Students must apply to and be accepted by the Urban Innovation Graduate Certificate program.
Application submission requirements for students wanting to pursue the Urban Design track, the Urban Policy track or the Urban Ecologies track:
- Statement of intent outlining your goals in pursuing the Certificate, proposed track / program of study, and schedule for completion.
- Samples of original written work. Include no more than five 8.5x11” pages. This work should demonstrate your ability to write cogently.
- Current academic transcript.
- Names and contact information for two people who can speak to your qualifications for the certificate program.
Additional submission requirement for students wanting to pursue the Urban Design track:
- For students who wish to pursue the Urban Design track, submit a PDF file that includes a brief graphic portfolio of design and planning work. Include no more than six to eight 8.5x11” horizontal pages. Note: these materials should demonstrate (1) serious initial investigation of urban design issues in prior work, (2) strong design and/or planning skills, (3) attention to craft and care for the context and external consequences of design and planning work.
The certificate director and the certificate curriculum committee may waive or substitute other coursework for any of the above requirements if the application as a whole demonstrates that the student has the skills, background, and ability to successfully complete the Certificate.
Students who have strong applications but whose skills in a particular area need development may be asked in the admission letter to add another course to their studies depending on their previous background.
Submit your application to the program, housed in the School of Architecture and Planning by March 1 for fall semester admission, or by November 1 for spring semester admission.
Email it to the attention of the Urban Innovation Certificate Director, John Quale, email@example.com
The certificate requires the completion of eighteen credit hours in one of the three tracks: Urban Design, Urban Policy or Urban Ecologies.
The introductory core course, ARCH ### Introduction to Urban Innovation, is three credit hours. This team-taught interdisciplinary course addresses the core concepts in all three tracks. The course focuses on theories and methods of policy, ecology and design in urban environments. The course emphasizes leadership in all of these realms, and will require case studies on relevant topics.
(Although it is ideal to complete the Introduction to Urban Innovation course at the beginning of the certificate, it is a prerequisite before the last six credits of the individual track is completed.)
In addition to the Introduction to Urban Innovation course, students pursue the following number of credit hours in courses from the approved lists for the tracks in Urban Design, Urban Policy and Urban Ecologies, as selected by the Urban Innovation Curriculum Committee.
Required Coursework by track:
Urban Design:1) ARCH ### Introduction to Urban Innovation, three credit hours
2) Urban Design coursework, nine credit hours (not design studios)
3) Urban Innovation Design Studio, six credit hours
18 credits total
Urban Policy:1) ARCH ### Introduction to Urban Innovation, three credit hours
2) Urban Policy coursework, twelve credit hours
3) Urban Innovation Seminar, three credit hours
18 credits total
Urban Ecologies:1) ARCH ### Introduction to Urban Innovation, three credit hours
2) Urban Ecologies coursework, twelve credit hours
3) Urban Innovation Seminar, three credit hours
18 credits total
Note: The Urban Innovation Seminar and Design Studio are scheduled to overlap.
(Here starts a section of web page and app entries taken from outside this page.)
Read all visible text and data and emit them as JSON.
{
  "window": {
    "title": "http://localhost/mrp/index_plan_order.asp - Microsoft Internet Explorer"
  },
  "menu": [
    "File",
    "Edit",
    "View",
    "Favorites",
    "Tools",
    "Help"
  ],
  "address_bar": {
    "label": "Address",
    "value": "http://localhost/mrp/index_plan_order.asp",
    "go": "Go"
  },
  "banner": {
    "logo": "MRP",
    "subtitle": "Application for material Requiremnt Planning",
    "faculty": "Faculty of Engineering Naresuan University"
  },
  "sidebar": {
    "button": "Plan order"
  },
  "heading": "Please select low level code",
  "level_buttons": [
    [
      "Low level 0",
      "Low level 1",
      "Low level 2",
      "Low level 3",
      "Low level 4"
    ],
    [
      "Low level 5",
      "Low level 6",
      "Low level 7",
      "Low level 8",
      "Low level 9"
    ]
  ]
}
The entire group of seminar and studio students will work collaboratively on a complex challenge in a particular urban environment.
The location of the seminar / studio will change from year to year.
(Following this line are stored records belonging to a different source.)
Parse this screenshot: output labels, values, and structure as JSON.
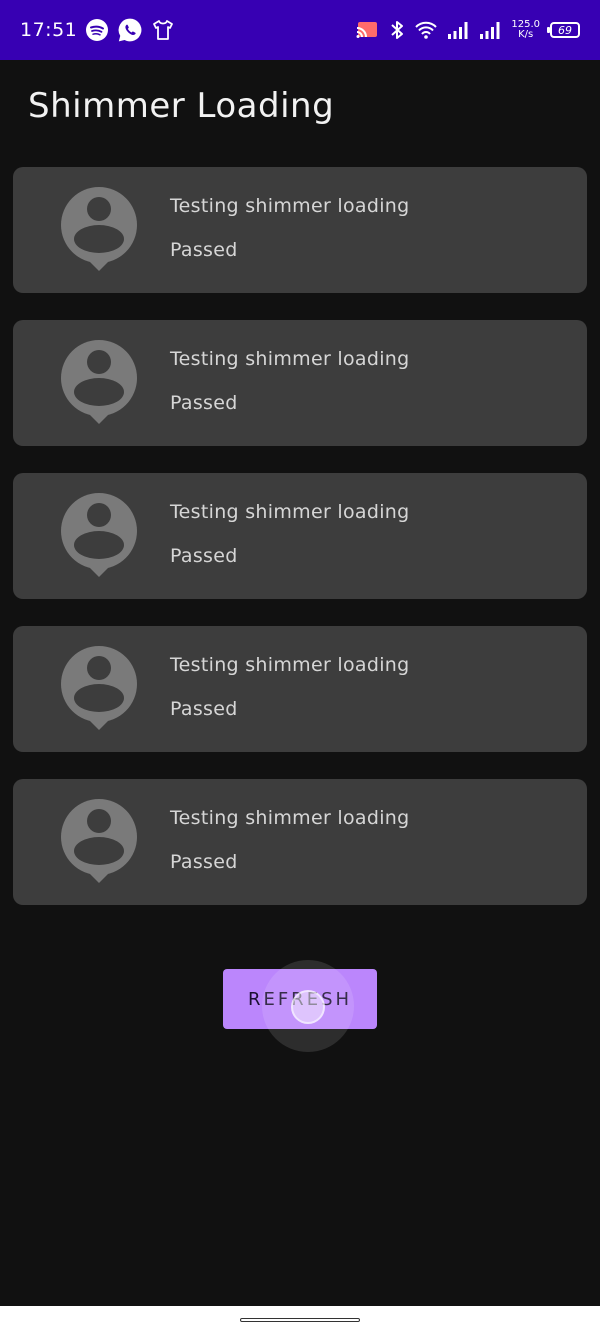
{
  "status_bar": {
    "time": "17:51",
    "left_icons": [
      "spotify-icon",
      "whatsapp-icon",
      "tshirt-icon"
    ],
    "right_icons": [
      "cast-icon",
      "bluetooth-icon",
      "wifi-icon",
      "signal-icon",
      "signal-icon"
    ],
    "speed_value": "125.0",
    "speed_unit": "K/s",
    "battery": "69",
    "background": "#3700b3"
  },
  "header": {
    "title": "Shimmer Loading"
  },
  "cards": [
    {
      "title": "Testing shimmer loading",
      "subtitle": "Passed"
    },
    {
      "title": "Testing shimmer loading",
      "subtitle": "Passed"
    },
    {
      "title": "Testing shimmer loading",
      "subtitle": "Passed"
    },
    {
      "title": "Testing shimmer loading",
      "subtitle": "Passed"
    },
    {
      "title": "Testing shimmer loading",
      "subtitle": "Passed"
    }
  ],
  "actions": {
    "refresh_label": "REFRESH",
    "accent": "#bb86fc"
  },
  "colors": {
    "background": "#111111",
    "card": "#3d3d3d",
    "avatar": "#7a7a7a"
  }
}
A total of 9 credit hours may count towards both the certificate and a master’s degree within the School of Architecture and Planning. Shared credits in other degree programs will be determined by those departments.
Non-certificate students are allowed to take courses in the curriculum.
Director: John Quale, School of Architecture and Planning, in collaboration with the Urban Innovation Certificate Curriculum Committee